▶ [The task]
Every line in the data below that has the word "フォーム" should be returned.

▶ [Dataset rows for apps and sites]
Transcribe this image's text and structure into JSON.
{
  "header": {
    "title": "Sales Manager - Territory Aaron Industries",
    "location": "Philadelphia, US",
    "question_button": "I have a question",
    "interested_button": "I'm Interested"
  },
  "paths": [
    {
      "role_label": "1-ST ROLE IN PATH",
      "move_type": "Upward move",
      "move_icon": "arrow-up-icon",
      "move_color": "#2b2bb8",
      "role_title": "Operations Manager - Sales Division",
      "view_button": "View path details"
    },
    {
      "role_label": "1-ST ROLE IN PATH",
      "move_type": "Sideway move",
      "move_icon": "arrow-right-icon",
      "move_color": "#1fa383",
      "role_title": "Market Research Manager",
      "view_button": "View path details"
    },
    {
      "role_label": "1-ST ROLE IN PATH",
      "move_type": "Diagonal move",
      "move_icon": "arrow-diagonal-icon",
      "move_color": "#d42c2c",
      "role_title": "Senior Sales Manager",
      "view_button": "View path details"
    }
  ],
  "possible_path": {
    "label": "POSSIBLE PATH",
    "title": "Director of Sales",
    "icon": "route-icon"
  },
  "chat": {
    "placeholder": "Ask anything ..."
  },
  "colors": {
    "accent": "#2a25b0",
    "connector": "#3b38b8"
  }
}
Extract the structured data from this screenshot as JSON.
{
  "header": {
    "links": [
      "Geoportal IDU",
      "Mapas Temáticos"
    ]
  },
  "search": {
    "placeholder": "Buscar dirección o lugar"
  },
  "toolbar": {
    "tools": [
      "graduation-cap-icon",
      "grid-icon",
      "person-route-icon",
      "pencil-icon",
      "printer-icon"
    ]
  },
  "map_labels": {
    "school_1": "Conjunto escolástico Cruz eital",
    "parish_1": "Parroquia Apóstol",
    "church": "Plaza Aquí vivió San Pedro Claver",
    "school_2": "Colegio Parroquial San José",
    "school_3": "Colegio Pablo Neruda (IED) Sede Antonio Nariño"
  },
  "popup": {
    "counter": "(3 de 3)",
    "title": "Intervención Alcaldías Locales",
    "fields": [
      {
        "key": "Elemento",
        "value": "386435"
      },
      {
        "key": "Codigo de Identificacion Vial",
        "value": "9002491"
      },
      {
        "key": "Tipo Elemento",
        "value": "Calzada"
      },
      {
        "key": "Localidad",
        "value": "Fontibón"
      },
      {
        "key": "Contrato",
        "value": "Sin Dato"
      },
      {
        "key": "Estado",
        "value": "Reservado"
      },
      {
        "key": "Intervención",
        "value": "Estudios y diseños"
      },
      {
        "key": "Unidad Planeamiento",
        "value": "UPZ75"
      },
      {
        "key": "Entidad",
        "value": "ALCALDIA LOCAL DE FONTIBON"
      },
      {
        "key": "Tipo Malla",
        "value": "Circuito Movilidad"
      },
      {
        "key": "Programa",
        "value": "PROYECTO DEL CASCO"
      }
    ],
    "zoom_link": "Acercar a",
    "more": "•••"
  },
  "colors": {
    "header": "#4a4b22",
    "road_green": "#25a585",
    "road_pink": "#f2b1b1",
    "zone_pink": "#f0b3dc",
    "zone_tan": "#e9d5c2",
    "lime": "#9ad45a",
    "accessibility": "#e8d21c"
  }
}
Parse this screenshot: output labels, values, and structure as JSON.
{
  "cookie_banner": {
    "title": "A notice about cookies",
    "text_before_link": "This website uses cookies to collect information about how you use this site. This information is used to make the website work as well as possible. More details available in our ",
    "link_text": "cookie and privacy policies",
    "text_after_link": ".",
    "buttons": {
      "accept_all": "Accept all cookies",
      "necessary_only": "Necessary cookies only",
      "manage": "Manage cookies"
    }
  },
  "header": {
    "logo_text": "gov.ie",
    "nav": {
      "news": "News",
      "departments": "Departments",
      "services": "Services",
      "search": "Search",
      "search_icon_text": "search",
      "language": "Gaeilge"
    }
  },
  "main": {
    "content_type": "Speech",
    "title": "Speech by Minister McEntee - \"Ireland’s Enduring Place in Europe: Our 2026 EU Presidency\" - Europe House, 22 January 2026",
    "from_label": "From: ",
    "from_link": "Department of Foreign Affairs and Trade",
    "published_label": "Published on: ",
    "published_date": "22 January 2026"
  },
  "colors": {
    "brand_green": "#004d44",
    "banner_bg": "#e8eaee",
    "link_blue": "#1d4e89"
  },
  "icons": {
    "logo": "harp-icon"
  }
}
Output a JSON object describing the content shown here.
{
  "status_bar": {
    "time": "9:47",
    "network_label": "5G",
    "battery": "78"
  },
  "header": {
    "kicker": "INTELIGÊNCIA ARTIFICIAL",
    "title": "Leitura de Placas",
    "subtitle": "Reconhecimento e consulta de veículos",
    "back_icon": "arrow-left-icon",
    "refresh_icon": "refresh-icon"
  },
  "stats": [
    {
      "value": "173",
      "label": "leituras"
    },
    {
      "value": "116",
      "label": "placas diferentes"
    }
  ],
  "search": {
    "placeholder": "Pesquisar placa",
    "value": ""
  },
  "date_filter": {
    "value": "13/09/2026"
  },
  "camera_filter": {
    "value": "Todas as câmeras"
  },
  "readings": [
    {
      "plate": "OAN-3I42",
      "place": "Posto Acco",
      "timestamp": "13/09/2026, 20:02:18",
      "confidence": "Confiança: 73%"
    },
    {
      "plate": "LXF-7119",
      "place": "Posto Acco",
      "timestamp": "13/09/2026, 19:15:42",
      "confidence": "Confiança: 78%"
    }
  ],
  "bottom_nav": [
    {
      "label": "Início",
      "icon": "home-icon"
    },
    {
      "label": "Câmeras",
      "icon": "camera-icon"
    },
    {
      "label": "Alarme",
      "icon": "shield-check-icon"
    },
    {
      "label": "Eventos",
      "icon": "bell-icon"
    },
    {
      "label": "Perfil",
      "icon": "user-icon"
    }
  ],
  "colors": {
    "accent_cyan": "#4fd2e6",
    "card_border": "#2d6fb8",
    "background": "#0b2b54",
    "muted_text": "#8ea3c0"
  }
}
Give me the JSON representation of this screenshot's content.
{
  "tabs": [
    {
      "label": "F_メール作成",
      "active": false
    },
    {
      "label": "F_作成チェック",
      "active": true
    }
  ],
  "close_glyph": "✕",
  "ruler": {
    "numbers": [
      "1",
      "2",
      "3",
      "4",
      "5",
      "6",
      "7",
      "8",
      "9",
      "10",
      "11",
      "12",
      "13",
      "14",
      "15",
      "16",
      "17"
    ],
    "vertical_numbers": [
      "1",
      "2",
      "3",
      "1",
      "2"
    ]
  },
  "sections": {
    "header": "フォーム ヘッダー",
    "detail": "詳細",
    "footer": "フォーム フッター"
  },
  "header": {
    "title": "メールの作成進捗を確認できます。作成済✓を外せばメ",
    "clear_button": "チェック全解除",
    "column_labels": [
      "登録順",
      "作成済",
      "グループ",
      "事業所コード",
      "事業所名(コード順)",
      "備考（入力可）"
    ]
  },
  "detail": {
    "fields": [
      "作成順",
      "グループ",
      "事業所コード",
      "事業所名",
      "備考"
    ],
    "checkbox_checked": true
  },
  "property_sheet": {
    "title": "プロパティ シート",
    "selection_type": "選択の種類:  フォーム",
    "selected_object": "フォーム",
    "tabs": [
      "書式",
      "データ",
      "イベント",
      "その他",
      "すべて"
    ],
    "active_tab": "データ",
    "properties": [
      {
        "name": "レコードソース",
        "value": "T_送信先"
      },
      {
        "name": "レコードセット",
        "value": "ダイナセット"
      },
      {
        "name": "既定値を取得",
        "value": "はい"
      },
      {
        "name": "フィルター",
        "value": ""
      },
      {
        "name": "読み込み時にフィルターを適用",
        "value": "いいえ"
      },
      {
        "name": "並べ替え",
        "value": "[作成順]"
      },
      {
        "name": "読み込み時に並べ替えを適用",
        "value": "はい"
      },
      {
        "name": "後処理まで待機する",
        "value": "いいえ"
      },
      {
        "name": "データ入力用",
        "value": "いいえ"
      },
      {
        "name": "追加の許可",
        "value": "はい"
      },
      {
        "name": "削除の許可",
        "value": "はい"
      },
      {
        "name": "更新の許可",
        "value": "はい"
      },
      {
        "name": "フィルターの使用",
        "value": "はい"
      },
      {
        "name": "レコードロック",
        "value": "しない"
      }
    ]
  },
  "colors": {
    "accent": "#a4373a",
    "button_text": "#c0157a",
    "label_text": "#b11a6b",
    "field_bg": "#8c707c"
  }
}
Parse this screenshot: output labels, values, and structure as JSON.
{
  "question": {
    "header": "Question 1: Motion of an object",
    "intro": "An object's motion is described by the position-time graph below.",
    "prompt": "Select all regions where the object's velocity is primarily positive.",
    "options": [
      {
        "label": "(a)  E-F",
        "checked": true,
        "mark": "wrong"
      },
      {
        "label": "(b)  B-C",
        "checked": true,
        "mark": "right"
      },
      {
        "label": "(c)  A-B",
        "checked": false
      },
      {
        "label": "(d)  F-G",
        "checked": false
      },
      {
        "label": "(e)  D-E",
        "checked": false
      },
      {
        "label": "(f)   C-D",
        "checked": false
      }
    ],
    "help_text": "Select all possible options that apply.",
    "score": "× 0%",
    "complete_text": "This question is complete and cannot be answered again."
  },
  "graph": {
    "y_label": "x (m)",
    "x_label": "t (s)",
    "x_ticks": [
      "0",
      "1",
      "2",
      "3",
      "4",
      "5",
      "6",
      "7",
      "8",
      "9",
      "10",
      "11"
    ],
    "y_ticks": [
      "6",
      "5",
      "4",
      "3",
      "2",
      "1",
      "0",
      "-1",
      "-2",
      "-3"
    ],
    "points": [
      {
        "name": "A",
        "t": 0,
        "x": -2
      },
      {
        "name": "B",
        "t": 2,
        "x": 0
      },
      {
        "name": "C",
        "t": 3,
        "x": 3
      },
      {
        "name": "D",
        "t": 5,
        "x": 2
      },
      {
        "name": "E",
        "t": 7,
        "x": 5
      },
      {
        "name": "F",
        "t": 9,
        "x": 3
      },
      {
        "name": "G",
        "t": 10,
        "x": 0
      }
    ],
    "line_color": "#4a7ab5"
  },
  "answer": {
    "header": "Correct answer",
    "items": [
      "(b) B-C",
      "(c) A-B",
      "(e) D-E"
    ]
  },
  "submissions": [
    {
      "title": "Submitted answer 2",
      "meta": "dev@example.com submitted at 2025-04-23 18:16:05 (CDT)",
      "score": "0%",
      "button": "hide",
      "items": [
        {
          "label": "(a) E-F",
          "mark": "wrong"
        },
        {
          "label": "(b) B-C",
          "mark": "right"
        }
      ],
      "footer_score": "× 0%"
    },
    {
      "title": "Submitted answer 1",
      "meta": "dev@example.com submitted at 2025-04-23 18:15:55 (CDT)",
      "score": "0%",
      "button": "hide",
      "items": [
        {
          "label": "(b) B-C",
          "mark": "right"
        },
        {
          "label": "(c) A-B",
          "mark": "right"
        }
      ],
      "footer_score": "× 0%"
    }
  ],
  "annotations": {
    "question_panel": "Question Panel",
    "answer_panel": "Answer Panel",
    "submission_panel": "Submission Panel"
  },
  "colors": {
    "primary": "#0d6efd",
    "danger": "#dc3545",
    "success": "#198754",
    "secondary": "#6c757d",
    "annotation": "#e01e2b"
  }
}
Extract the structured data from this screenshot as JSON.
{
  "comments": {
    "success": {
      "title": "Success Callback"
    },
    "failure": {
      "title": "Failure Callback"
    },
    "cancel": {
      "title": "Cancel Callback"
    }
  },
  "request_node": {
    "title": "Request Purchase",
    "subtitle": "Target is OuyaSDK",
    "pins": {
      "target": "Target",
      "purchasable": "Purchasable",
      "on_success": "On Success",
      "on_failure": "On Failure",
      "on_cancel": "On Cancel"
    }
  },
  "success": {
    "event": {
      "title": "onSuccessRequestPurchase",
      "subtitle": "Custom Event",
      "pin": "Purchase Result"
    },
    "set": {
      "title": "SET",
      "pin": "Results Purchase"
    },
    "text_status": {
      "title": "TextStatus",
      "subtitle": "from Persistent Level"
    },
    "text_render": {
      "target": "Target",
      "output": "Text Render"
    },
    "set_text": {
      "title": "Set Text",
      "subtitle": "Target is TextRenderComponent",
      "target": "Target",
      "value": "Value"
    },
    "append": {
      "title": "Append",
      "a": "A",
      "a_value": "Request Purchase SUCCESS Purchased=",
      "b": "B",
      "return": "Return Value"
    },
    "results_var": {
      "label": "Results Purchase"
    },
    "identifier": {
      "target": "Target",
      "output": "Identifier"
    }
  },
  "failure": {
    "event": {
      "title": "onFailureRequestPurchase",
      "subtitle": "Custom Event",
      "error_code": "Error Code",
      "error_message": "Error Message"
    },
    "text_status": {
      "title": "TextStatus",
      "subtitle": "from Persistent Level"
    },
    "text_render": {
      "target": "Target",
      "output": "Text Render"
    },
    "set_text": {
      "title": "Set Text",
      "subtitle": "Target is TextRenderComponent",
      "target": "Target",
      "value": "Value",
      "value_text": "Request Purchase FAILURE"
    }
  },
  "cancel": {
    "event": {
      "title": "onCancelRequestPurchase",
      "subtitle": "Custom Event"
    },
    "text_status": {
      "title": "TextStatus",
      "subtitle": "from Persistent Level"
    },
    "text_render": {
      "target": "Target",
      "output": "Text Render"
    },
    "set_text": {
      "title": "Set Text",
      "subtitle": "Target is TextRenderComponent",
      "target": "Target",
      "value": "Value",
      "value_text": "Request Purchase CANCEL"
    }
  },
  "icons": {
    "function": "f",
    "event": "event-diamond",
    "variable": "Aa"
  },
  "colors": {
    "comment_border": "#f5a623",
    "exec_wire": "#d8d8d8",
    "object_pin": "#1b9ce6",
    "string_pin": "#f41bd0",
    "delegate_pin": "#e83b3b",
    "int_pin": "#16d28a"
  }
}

▶ [Written response]
    "header": "フォーム ヘッダー",
    "footer": "フォーム フッター"
    "selection_type": "選択の種類:  フォーム",
    "selected_object": "フォーム",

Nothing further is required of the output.